» WHAT THE TASK REQUIRES: Could you print every record exactly as it stands?

◆ ◆ ◆ ◆ ◆

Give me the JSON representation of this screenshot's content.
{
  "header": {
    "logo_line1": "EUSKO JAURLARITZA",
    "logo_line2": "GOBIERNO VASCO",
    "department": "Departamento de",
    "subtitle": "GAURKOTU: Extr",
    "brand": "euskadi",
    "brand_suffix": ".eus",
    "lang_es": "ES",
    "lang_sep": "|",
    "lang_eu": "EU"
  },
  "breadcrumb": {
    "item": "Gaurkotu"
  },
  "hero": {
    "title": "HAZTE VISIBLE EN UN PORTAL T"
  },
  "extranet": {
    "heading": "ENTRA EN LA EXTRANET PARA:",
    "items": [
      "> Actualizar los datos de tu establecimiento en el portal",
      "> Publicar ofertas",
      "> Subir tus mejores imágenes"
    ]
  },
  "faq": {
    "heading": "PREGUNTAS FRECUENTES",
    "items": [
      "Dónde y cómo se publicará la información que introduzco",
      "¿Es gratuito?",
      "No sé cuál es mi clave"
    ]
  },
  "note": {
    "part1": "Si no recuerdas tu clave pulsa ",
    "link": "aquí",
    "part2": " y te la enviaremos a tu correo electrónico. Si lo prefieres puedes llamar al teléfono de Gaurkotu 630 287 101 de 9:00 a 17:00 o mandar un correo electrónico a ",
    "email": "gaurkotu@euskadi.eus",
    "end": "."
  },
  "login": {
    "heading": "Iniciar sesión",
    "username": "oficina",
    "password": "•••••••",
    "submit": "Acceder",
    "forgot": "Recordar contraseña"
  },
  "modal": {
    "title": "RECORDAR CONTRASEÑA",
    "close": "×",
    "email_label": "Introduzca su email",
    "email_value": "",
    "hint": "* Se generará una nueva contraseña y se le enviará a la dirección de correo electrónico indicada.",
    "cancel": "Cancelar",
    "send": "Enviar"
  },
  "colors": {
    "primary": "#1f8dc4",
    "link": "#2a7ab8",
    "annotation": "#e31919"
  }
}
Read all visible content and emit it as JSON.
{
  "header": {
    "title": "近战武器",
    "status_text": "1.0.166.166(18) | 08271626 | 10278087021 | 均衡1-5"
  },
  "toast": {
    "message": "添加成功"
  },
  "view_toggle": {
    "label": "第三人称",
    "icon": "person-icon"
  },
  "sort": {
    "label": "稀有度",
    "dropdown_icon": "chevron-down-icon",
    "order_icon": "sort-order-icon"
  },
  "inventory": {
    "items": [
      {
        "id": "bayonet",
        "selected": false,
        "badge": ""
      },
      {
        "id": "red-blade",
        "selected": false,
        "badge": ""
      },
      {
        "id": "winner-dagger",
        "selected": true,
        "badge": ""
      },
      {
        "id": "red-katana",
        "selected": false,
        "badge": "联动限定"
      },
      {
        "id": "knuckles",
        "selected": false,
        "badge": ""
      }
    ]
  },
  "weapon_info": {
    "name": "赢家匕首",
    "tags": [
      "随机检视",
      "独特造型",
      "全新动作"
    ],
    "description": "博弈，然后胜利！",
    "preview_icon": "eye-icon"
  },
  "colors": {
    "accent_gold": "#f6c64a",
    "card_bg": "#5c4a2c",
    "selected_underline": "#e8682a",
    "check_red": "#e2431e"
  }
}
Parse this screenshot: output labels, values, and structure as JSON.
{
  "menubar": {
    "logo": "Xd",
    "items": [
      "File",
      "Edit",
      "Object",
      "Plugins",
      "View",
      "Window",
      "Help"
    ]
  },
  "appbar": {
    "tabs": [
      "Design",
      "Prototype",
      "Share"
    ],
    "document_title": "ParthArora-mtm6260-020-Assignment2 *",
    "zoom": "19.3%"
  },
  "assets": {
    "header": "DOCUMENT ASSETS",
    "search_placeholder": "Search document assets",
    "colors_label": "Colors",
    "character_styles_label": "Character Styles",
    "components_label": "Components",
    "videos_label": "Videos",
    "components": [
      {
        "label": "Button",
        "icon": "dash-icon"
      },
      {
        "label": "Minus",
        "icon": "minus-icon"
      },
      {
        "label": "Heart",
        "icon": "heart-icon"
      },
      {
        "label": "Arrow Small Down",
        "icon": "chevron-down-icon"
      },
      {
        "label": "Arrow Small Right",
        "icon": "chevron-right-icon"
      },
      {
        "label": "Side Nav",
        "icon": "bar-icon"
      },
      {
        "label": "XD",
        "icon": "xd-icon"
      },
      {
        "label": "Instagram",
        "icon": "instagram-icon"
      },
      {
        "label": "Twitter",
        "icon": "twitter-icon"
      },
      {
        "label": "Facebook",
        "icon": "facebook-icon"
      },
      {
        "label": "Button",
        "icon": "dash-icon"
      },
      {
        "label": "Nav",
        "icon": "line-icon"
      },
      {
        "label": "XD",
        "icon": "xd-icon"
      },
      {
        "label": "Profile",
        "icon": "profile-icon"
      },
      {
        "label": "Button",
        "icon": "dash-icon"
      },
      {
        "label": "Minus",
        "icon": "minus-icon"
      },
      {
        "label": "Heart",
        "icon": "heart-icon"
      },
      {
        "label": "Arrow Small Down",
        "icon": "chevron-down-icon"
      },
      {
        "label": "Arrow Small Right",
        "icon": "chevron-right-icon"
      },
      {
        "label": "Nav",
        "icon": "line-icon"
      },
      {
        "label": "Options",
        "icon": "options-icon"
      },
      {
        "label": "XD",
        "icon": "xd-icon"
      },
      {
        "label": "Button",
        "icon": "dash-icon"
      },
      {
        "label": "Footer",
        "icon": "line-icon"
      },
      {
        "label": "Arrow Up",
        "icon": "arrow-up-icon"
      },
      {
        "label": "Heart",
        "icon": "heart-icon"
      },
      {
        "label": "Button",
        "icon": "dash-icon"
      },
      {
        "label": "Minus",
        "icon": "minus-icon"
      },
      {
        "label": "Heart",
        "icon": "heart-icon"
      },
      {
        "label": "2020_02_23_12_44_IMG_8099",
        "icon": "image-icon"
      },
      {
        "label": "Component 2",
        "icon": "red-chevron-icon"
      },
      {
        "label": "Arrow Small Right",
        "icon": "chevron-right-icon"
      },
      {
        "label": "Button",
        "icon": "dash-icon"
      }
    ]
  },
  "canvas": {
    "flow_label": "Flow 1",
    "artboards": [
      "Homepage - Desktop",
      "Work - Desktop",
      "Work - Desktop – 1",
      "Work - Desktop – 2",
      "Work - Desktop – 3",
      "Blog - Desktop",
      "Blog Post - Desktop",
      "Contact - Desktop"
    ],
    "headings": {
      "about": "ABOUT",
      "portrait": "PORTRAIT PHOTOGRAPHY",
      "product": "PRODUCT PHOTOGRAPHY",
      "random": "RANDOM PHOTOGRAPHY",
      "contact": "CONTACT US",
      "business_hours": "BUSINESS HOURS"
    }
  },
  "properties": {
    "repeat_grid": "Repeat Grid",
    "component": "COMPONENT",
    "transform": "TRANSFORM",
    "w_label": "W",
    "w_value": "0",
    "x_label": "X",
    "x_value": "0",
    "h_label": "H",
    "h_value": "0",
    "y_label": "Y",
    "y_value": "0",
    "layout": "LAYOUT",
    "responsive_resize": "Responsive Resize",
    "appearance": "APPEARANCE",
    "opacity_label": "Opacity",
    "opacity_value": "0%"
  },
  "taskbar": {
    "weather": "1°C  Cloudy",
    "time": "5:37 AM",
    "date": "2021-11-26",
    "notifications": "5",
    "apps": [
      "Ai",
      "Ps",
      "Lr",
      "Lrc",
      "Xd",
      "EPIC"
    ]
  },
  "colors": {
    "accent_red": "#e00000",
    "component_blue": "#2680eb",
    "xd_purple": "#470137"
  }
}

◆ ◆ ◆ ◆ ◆

» EXERCISE RESPONSE:
Give me the JSON representation of this screenshot's content.
{
  "header": {
    "logo_line1": "EUSKO JAURLARITZA",
    "logo_line2": "GOBIERNO VASCO",
    "department": "Departamento de",
    "subtitle": "GAURKOTU: Extr",
    "brand": "euskadi",
    "brand_suffix": ".eus",
    "lang_es": "ES",
    "lang_sep": "|",
    "lang_eu": "EU"
  },
  "breadcrumb": {
    "item": "Gaurkotu"
  },
  "hero": {
    "title": "HAZTE VISIBLE EN UN PORTAL T"
  },
  "extranet": {
    "heading": "ENTRA EN LA EXTRANET PARA:",
    "items": [
      "> Actualizar los datos de tu establecimiento en el portal",
      "> Publicar ofertas",
      "> Subir tus mejores imágenes"
    ]
  },
  "faq": {
    "heading": "PREGUNTAS FRECUENTES",
    "items": [
      "Dónde y cómo se publicará la información que introduzco",
      "¿Es gratuito?",
      "No sé cuál es mi clave"
    ]
  },
  "note": {
    "part1": "Si no recuerdas tu clave pulsa ",
    "link": "aquí",
    "part2": " y te la enviaremos a tu correo electrónico. Si lo prefieres puedes llamar al teléfono de Gaurkotu 630 287 101 de 9:00 a 17:00 o mandar un correo electrónico a ",
    "email": "gaurkotu@euskadi.eus",
    "end": "."
  },
  "login": {
    "heading": "Iniciar sesión",
    "username": "oficina",
    "password": "•••••••",
    "submit": "Acceder",
    "forgot": "Recordar contraseña"
  },
  "modal": {
    "title": "RECORDAR CONTRASEÑA",
    "close": "×",
    "email_label": "Introduzca su email",
    "email_value": "",
    "hint": "* Se generará una nueva contraseña y se le enviará a la dirección de correo electrónico indicada.",
    "cancel": "Cancelar",
    "send": "Enviar"
  },
  "colors": {
    "primary": "#1f8dc4",
    "link": "#2a7ab8",
    "annotation": "#e31919"
  }
}
Read all visible content and emit it as JSON.
{
  "header": {
    "title": "近战武器",
    "status_text": "1.0.166.166(18) | 08271626 | 10278087021 | 均衡1-5"
  },
  "toast": {
    "message": "添加成功"
  },
  "view_toggle": {
    "label": "第三人称",
    "icon": "person-icon"
  },
  "sort": {
    "label": "稀有度",
    "dropdown_icon": "chevron-down-icon",
    "order_icon": "sort-order-icon"
  },
  "inventory": {
    "items": [
      {
        "id": "bayonet",
        "selected": false,
        "badge": ""
      },
      {
        "id": "red-blade",
        "selected": false,
        "badge": ""
      },
      {
        "id": "winner-dagger",
        "selected": true,
        "badge": ""
      },
      {
        "id": "red-katana",
        "selected": false,
        "badge": "联动限定"
      },
      {
        "id": "knuckles",
        "selected": false,
        "badge": ""
      }
    ]
  },
  "weapon_info": {
    "name": "赢家匕首",
    "tags": [
      "随机检视",
      "独特造型",
      "全新动作"
    ],
    "description": "博弈，然后胜利！",
    "preview_icon": "eye-icon"
  },
  "colors": {
    "accent_gold": "#f6c64a",
    "card_bg": "#5c4a2c",
    "selected_underline": "#e8682a",
    "check_red": "#e2431e"
  }
}
Parse this screenshot: output labels, values, and structure as JSON.
{
  "menubar": {
    "logo": "Xd",
    "items": [
      "File",
      "Edit",
      "Object",
      "Plugins",
      "View",
      "Window",
      "Help"
    ]
  },
  "appbar": {
    "tabs": [
      "Design",
      "Prototype",
      "Share"
    ],
    "document_title": "ParthArora-mtm6260-020-Assignment2 *",
    "zoom": "19.3%"
  },
  "assets": {
    "header": "DOCUMENT ASSETS",
    "search_placeholder": "Search document assets",
    "colors_label": "Colors",
    "character_styles_label": "Character Styles",
    "components_label": "Components",
    "videos_label": "Videos",
    "components": [
      {
        "label": "Button",
        "icon": "dash-icon"
      },
      {
        "label": "Minus",
        "icon": "minus-icon"
      },
      {
        "label": "Heart",
        "icon": "heart-icon"
      },
      {
        "label": "Arrow Small Down",
        "icon": "chevron-down-icon"
      },
      {
        "label": "Arrow Small Right",
        "icon": "chevron-right-icon"
      },
      {
        "label": "Side Nav",
        "icon": "bar-icon"
      },
      {
        "label": "XD",
        "icon": "xd-icon"
      },
      {
        "label": "Instagram",
        "icon": "instagram-icon"
      },
      {
        "label": "Twitter",
        "icon": "twitter-icon"
      },
      {
        "label": "Facebook",
        "icon": "facebook-icon"
      },
      {
        "label": "Button",
        "icon": "dash-icon"
      },
      {
        "label": "Nav",
        "icon": "line-icon"
      },
      {
        "label": "XD",
        "icon": "xd-icon"
      },
      {
        "label": "Profile",
        "icon": "profile-icon"
      },
      {
        "label": "Button",
        "icon": "dash-icon"
      },
      {
        "label": "Minus",
        "icon": "minus-icon"
      },
      {
        "label": "Heart",
        "icon": "heart-icon"
      },
      {
        "label": "Arrow Small Down",
        "icon": "chevron-down-icon"
      },
      {
        "label": "Arrow Small Right",
        "icon": "chevron-right-icon"
      },
      {
        "label": "Nav",
        "icon": "line-icon"
      },
      {
        "label": "Options",
        "icon": "options-icon"
      },
      {
        "label": "XD",
        "icon": "xd-icon"
      },
      {
        "label": "Button",
        "icon": "dash-icon"
      },
      {
        "label": "Footer",
        "icon": "line-icon"
      },
      {
        "label": "Arrow Up",
        "icon": "arrow-up-icon"
      },
      {
        "label": "Heart",
        "icon": "heart-icon"
      },
      {
        "label": "Button",
        "icon": "dash-icon"
      },
      {
        "label": "Minus",
        "icon": "minus-icon"
      },
      {
        "label": "Heart",
        "icon": "heart-icon"
      },
      {
        "label": "2020_02_23_12_44_IMG_8099",
        "icon": "image-icon"
      },
      {
        "label": "Component 2",
        "icon": "red-chevron-icon"
      },
      {
        "label": "Arrow Small Right",
        "icon": "chevron-right-icon"
      },
      {
        "label": "Button",
        "icon": "dash-icon"
      }
    ]
  },
  "canvas": {
    "flow_label": "Flow 1",
    "artboards": [
      "Homepage - Desktop",
      "Work - Desktop",
      "Work - Desktop – 1",
      "Work - Desktop – 2",
      "Work - Desktop – 3",
      "Blog - Desktop",
      "Blog Post - Desktop",
      "Contact - Desktop"
    ],
    "headings": {
      "about": "ABOUT",
      "portrait": "PORTRAIT PHOTOGRAPHY",
      "product": "PRODUCT PHOTOGRAPHY",
      "random": "RANDOM PHOTOGRAPHY",
      "contact": "CONTACT US",
      "business_hours": "BUSINESS HOURS"
    }
  },
  "properties": {
    "repeat_grid": "Repeat Grid",
    "component": "COMPONENT",
    "transform": "TRANSFORM",
    "w_label": "W",
    "w_value": "0",
    "x_label": "X",
    "x_value": "0",
    "h_label": "H",
    "h_value": "0",
    "y_label": "Y",
    "y_value": "0",
    "layout": "LAYOUT",
    "responsive_resize": "Responsive Resize",
    "appearance": "APPEARANCE",
    "opacity_label": "Opacity",
    "opacity_value": "0%"
  },
  "taskbar": {
    "weather": "1°C  Cloudy",
    "time": "5:37 AM",
    "date": "2021-11-26",
    "notifications": "5",
    "apps": [
      "Ai",
      "Ps",
      "Lr",
      "Lrc",
      "Xd",
      "EPIC"
    ]
  },
  "colors": {
    "accent_red": "#e00000",
    "component_blue": "#2680eb",
    "xd_purple": "#470137"
  }
}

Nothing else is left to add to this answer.